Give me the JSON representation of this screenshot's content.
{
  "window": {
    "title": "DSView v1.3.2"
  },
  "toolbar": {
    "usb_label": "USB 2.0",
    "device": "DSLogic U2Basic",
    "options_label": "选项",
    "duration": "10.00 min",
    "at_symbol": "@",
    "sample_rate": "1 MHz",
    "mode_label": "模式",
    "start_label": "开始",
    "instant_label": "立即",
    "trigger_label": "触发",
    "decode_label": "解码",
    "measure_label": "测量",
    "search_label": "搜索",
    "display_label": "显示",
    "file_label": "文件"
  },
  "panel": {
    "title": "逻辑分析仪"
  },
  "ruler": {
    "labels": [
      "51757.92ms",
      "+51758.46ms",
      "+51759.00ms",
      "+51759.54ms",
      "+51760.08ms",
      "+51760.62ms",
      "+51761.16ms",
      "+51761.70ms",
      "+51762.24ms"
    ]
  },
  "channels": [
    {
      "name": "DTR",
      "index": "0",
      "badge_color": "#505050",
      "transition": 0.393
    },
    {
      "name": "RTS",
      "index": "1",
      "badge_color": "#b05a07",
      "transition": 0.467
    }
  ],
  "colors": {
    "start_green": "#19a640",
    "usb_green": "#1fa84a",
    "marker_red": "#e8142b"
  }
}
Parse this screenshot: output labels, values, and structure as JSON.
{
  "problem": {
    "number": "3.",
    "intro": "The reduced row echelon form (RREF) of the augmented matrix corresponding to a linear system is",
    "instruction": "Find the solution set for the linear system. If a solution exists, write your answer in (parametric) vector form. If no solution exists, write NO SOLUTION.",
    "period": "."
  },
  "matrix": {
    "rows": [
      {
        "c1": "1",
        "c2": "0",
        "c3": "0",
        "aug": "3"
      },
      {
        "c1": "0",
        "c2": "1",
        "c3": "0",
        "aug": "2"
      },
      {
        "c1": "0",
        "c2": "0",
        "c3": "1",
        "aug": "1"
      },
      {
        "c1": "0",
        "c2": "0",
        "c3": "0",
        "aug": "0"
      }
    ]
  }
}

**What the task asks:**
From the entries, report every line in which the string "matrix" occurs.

**Written answer:**
    "intro": "The reduced row echelon form (RREF) of the augmented matrix corresponding to a linear system is",
  "matrix": {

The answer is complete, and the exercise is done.